But those striving to grow online sales tend to focus too much on generating new visitors, while neglecting the experience of visitors on the site.
You can bring a horse to water, but you can’t make it drink.
Recently, the manager of a large retail store told me that he was embarrassed about the number of homepage visitors that were converting to paying customers. They had spent a lot of money on SEO, SEM, Google Adwords, social media marketing, etc.
I logged on. His site looked user friendly — the design was clean and professional, and simple tasks like finding a product were easy.
But I tried to buy a product. I was confused about the price: did it include shipping? Would I get free shipping if I added one or more products? I couldn’t find any links to the shipping policy or shipping rates. I proceeded through the checkout, to see if shipping would get added to the price — my frustration building — when, suddenly, I was asked to register.
Like most people, I hate filling registration forms. I hate filling any forms. Do I create a new username and password, or take the security-weak decision to reuse an existing username and password?
I didn’t proceed. I suspect many other people abandoned their carts at this point.
For the owner of this store, a few design tweaks could have removed my frustrations (make the shipping policy/price clear; remove the need to register, or push it to later in the cycle).
I believe that this web business owner has never observed real users interacting with his own website.

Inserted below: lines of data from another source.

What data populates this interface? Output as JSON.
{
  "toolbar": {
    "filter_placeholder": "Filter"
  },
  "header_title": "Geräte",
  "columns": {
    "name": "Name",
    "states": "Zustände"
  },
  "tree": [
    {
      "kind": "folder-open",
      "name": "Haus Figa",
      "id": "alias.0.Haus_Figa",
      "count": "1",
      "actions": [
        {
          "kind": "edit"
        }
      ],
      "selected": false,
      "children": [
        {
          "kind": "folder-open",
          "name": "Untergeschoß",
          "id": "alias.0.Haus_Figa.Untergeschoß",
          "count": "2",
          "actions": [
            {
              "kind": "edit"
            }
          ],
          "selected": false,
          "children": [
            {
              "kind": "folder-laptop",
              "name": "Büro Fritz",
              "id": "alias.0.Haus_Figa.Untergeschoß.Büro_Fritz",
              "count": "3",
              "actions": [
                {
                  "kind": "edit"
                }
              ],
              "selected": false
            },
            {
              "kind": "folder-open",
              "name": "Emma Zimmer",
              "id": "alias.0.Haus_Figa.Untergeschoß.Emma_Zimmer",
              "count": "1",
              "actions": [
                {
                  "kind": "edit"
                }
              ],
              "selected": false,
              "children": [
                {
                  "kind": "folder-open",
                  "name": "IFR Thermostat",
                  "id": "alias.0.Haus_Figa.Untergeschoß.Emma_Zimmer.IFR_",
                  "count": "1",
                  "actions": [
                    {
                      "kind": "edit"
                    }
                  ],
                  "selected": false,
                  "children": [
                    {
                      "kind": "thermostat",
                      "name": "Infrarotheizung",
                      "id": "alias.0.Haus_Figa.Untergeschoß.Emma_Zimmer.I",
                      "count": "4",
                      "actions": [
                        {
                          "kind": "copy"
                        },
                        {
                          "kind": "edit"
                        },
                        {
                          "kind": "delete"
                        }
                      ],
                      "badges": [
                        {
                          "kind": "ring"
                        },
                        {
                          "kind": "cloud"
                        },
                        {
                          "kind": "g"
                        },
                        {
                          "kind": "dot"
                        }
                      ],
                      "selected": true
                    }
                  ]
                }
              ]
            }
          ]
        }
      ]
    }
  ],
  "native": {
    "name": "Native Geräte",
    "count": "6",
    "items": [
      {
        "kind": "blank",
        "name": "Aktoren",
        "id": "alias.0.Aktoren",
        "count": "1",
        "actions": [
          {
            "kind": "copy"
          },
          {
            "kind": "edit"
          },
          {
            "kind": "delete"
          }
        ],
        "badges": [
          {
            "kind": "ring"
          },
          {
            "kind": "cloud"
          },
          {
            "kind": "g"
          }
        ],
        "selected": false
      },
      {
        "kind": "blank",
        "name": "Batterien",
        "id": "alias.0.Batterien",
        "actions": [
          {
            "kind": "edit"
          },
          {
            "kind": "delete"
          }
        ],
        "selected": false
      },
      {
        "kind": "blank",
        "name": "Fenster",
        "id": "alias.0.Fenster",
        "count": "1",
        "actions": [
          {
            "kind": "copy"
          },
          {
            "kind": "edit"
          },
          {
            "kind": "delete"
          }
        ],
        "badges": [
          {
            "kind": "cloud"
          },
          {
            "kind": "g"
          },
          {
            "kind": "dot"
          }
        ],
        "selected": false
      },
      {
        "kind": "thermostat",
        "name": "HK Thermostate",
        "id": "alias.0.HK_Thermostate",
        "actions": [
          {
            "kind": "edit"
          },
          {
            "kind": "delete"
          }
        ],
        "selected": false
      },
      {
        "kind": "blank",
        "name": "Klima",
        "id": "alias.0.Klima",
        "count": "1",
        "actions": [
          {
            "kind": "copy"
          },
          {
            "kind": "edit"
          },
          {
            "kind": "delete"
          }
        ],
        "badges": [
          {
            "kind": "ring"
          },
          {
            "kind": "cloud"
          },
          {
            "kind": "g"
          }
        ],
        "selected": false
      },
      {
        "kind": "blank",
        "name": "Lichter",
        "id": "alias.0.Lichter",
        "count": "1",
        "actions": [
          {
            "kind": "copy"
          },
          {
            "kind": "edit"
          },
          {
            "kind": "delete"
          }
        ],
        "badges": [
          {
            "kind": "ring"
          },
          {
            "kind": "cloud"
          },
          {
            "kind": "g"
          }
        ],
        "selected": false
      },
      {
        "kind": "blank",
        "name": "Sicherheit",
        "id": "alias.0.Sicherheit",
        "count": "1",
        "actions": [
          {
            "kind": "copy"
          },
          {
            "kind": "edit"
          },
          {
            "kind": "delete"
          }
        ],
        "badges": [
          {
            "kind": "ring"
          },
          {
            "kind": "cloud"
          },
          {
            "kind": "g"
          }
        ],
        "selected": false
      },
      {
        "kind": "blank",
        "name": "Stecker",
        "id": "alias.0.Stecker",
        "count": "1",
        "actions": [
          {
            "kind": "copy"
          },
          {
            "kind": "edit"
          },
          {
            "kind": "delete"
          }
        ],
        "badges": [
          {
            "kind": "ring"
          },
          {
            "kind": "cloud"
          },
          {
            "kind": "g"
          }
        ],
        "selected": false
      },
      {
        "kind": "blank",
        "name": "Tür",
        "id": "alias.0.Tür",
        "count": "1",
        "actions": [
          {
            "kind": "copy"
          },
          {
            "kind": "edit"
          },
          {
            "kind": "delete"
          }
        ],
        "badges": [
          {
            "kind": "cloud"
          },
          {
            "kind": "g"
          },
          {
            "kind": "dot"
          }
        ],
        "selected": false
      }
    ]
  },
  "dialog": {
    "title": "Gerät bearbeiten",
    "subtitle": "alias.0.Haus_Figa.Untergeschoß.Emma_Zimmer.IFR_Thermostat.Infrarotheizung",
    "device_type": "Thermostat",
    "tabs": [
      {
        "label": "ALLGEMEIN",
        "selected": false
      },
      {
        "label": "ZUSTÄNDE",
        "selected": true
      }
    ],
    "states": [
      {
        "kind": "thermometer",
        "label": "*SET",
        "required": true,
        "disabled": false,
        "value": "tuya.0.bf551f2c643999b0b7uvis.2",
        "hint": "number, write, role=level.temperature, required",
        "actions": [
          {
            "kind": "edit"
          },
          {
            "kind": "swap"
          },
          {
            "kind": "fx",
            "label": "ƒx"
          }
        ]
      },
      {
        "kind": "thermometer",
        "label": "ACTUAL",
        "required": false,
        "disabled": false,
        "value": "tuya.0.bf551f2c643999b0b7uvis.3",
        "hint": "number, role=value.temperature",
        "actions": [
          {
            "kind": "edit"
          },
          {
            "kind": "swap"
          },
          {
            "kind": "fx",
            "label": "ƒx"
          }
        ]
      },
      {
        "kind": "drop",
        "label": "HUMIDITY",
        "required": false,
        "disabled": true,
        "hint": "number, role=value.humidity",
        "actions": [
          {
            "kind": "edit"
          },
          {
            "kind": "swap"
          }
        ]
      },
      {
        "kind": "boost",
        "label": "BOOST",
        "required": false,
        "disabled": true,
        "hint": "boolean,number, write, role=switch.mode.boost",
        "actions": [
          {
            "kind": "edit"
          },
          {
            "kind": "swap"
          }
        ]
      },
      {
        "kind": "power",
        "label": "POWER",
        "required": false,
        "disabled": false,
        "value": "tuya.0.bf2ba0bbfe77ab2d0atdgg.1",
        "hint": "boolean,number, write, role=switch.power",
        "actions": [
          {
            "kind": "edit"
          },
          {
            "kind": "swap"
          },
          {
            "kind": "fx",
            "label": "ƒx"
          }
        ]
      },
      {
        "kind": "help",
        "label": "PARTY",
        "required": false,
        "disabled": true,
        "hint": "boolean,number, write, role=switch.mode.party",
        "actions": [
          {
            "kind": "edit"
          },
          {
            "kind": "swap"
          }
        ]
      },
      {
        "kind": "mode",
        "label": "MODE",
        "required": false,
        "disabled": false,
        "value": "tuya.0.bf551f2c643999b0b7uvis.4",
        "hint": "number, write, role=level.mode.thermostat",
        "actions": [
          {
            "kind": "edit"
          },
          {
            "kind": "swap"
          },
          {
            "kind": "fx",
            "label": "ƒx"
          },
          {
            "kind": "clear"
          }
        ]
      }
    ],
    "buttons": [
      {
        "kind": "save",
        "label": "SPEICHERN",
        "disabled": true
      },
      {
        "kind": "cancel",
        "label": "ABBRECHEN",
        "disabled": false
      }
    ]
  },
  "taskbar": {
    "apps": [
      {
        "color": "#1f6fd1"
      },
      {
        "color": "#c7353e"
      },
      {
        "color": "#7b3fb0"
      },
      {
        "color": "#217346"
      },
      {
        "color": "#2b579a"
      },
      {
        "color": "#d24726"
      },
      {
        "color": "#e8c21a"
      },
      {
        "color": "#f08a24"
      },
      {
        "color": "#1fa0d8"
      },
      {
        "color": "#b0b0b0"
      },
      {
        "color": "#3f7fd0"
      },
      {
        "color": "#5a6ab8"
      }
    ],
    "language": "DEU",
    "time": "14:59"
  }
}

By spending a small portion of his budget on usability — testing, iterating the design, first aid webmedqualityshop24.com online, etc. — he may see his conversions improve quickly.